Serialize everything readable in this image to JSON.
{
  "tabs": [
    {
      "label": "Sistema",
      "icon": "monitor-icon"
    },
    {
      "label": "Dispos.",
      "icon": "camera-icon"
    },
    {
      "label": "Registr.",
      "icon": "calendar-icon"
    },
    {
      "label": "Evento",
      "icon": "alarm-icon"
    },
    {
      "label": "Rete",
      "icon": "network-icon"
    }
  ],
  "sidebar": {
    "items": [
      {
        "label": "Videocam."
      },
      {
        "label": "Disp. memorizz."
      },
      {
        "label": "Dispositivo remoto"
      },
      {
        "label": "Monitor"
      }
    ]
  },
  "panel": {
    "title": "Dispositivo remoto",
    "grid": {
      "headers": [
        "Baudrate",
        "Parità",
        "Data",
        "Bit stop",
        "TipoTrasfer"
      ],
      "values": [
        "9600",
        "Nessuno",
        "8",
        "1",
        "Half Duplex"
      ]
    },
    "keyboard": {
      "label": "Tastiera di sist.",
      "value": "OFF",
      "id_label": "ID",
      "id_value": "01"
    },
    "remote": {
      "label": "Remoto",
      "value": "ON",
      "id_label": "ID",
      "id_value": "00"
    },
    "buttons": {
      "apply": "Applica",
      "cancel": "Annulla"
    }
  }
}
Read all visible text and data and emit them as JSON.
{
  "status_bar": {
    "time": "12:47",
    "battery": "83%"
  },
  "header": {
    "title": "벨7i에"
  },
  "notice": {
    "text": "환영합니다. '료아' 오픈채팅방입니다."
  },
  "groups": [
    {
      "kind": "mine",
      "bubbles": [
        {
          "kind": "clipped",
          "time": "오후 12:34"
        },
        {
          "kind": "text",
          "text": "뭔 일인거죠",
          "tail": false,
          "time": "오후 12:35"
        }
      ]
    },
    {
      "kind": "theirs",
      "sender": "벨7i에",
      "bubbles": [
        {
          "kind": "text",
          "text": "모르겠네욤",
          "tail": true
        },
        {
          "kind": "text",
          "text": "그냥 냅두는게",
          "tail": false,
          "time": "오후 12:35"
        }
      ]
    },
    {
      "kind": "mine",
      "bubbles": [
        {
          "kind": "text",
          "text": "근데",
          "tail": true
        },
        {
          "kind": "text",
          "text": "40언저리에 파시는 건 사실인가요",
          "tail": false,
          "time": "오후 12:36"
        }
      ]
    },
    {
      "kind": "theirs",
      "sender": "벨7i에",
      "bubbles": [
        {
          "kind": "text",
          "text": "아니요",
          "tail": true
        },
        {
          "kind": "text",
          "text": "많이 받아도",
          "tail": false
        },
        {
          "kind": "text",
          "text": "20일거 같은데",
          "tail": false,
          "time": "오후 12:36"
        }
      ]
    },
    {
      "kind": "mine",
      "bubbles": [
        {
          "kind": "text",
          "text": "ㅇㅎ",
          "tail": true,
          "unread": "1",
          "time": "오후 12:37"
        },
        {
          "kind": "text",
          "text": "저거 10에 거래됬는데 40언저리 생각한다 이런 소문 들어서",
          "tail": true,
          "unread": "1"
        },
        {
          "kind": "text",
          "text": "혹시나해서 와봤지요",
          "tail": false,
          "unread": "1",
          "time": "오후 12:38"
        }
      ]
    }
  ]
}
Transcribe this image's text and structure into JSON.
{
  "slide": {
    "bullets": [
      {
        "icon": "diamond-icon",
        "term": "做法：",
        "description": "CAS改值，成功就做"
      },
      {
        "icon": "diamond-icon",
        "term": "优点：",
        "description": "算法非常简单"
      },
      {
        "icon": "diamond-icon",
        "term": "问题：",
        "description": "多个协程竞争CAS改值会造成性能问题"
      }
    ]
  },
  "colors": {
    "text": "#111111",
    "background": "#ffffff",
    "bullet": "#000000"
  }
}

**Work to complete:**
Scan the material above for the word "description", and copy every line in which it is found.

**Result of the task:**
        "description": "CAS改值，成功就做"
        "description": "算法非常简单"
        "description": "多个协程竞争CAS改值会造成性能问题"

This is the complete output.